S&P Global Ratings affirmed Assured Guaranty’s AA rating and stable outlook, the strongest rating S&P assigns to any active muni insurer.
Assured is the largest muni insurer, ahead of Build America Mutual. S&P affirmed the same rating for BAM last month (“Alluring Muni Yields and a Good Night’s Sleep”).
Positive signs on the health of the two muni insurers come as the Federal Reserve Board signals its willingness to provide additional support to the market if necessary.
Muni insurer possesses “excellent capital”
In its research update this month, S&P noted Assured’s “excellent capital and earnings with a meaningful capital adequacy buffer at the current rating” and its “very strong competitive position.”
Indeed, both Assured and BAM are writing new business amid concerns surrounding the economic fallout from COVID-19.
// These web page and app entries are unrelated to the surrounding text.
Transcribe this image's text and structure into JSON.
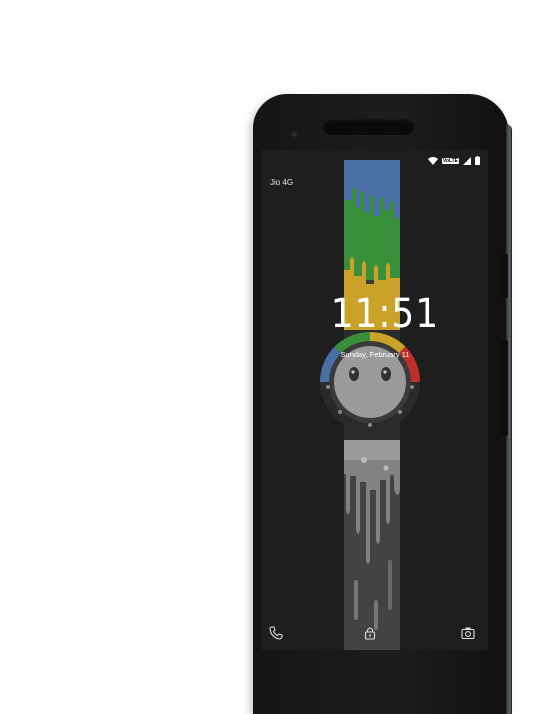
{
  "status_bar": {
    "carrier": "Jio 4G",
    "network_badge": "VoLTE",
    "icons": [
      "wifi-icon",
      "volte-icon",
      "signal-icon",
      "battery-icon"
    ]
  },
  "lock_screen": {
    "time": "11:51",
    "date": "Sunday, February 11"
  },
  "bottom_actions": [
    "phone-icon",
    "lock-icon",
    "camera-icon"
  ],
  "colors": {
    "blue": "#4a6fa5",
    "green": "#3a8f3a",
    "yellow": "#c9a227",
    "red": "#c0302a",
    "gray": "#8a8a8a",
    "screen_bg": "#1e1e1e"
  }
}
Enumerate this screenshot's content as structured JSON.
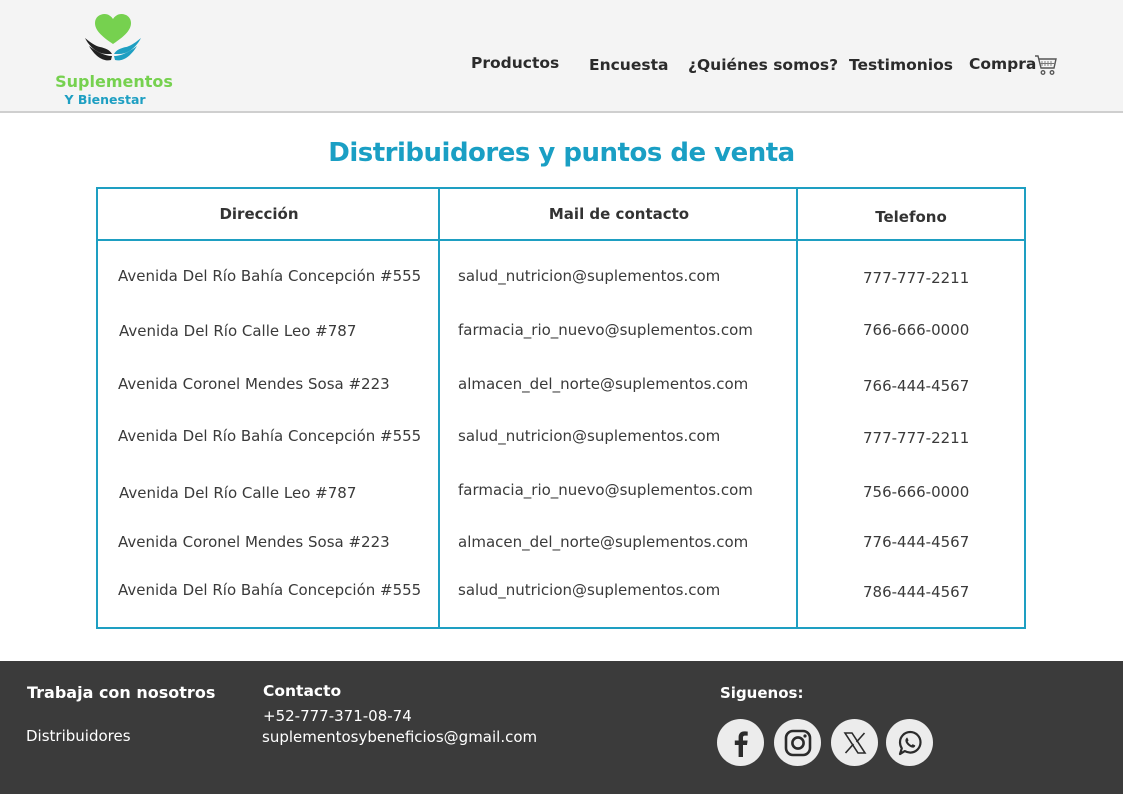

Year to date, Assured has $7.68 billion of insured volume in 469 deals vs. $5.71 billion in 423 transactions in the first six months of last year, according the Bond Buyer.
“In addition to reiterating how our strong capital position, exceptional liquidity and proven business model support our AA financial strength ratings, S&P noted our increased opportunities in the current market environment,” Assured said in a statement.
“These opportunities resulted in increased municipal bond insurance penetration during the second quarter and significant increases in new business volume for Assured Guaranty in both primary and secondary public finance markets.”
Fed ready to step up if necessary
In the wake of encouraging news on the bond insurers, a Fed member said it would consider stepping in if the muni market experiences volatility as it did earlier this year.
Speaking at a conference earlier this month, Fed member Kent Hiteshaw said he hoped the turbulence in March and April, triggered by panic selling in the wake of COVID-19 concerns, wouldn’t be repeated.
“My job, and our team’s job, is to continue to monitor the market and if additional intervention is required, the Fed is prepared to consider it,” he said, according to the Bond Buyer.
Last month the Fed launched the Municipal Liquidity Facility initiative, designed to provide up to $500 billion of credit to state and local governments. When the program was unveiled, the Fed promised it would “continue to closely monitor conditions in the primary and secondary markets for municipal securities and will evaluate whether additional measures are needed to support the flow of credit and liquidity to state and local governments.”
The program expires on Dec. 31, 2020.
As always, investors looking for municipal bonds that suit their objectives should do their homework and ask experienced specialists for help if needed.
With the recent news regarding muni insurers and the Fed’s support of the market, they can have some peace of mind doing so.